French socialist Andre Gorz famously jettisoned the reform/ revolution dichotomy, instead advocating a strategy of non-reformist reformism. He defined—and, as far as I know, unveiled—the concept in Strategy for Labor and contrasted it with conventional, system-sustaining, reformist reformism:
A reformist reform is one which subordinates its objectives to the criteria of rationality and practicability of a given system and policy. Reformism rejects those objectives and demands—however deep the need for them—which are incompatible with the preservation of the system.
On the other hand, a not necessarily reformist reform is one which is conceived not in terms of what is possible within the framework of a given system and administration, but in view of what should be made possible in terms of human needs and demands.
In other words, a struggle for non-reformist reforms—for anti-capitalist reforms—is one which does not base its validity and its right to exist on capitalist needs, criteria, and rationales.
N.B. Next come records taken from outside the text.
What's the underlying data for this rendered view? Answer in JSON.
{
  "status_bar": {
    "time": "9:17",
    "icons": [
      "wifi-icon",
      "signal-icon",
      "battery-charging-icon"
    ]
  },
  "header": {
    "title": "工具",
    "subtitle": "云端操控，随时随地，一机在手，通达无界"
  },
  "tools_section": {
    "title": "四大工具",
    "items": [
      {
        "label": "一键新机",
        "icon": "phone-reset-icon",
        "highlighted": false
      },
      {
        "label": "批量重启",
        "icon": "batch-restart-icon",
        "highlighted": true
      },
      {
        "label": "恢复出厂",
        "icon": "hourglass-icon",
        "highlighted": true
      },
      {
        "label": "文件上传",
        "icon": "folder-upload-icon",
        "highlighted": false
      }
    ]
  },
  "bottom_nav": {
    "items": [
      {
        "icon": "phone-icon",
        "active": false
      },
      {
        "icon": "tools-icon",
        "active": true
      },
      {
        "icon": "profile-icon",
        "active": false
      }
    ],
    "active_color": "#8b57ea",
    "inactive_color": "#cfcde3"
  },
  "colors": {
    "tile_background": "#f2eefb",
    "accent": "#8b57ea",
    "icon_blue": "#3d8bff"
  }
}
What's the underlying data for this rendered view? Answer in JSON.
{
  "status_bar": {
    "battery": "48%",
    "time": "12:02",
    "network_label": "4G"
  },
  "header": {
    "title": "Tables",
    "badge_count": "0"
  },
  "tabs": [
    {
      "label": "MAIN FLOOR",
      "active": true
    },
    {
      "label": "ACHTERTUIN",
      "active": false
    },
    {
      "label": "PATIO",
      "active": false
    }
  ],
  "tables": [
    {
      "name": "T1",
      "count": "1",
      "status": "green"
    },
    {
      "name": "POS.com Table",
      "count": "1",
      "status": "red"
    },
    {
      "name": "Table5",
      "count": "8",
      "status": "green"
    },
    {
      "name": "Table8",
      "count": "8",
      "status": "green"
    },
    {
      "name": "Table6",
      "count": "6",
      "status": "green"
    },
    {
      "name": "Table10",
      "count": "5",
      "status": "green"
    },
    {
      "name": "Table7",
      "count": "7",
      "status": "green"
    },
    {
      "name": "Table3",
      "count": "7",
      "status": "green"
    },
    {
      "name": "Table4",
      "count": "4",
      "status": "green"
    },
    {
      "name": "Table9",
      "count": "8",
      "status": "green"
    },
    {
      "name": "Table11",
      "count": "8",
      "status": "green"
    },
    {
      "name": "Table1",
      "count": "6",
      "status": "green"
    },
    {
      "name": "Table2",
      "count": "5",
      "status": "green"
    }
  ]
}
A non-reformist reform is determined not in terms of what can be, but what should be. And finally, it bases the possibility of attaining its objective on the implementation of fundamental political and economic changes. The changes can be sudden, just as they can be gradual. But in any case they assume a modification of the relations of power; they assume that the workers will take over powers or assert a force (that is to say, a non-institutionalized force) strong enough to establish, maintain, and expand those tendencies within the system which serve to weaken capitalism and to shake its joints. They assume structural reforms.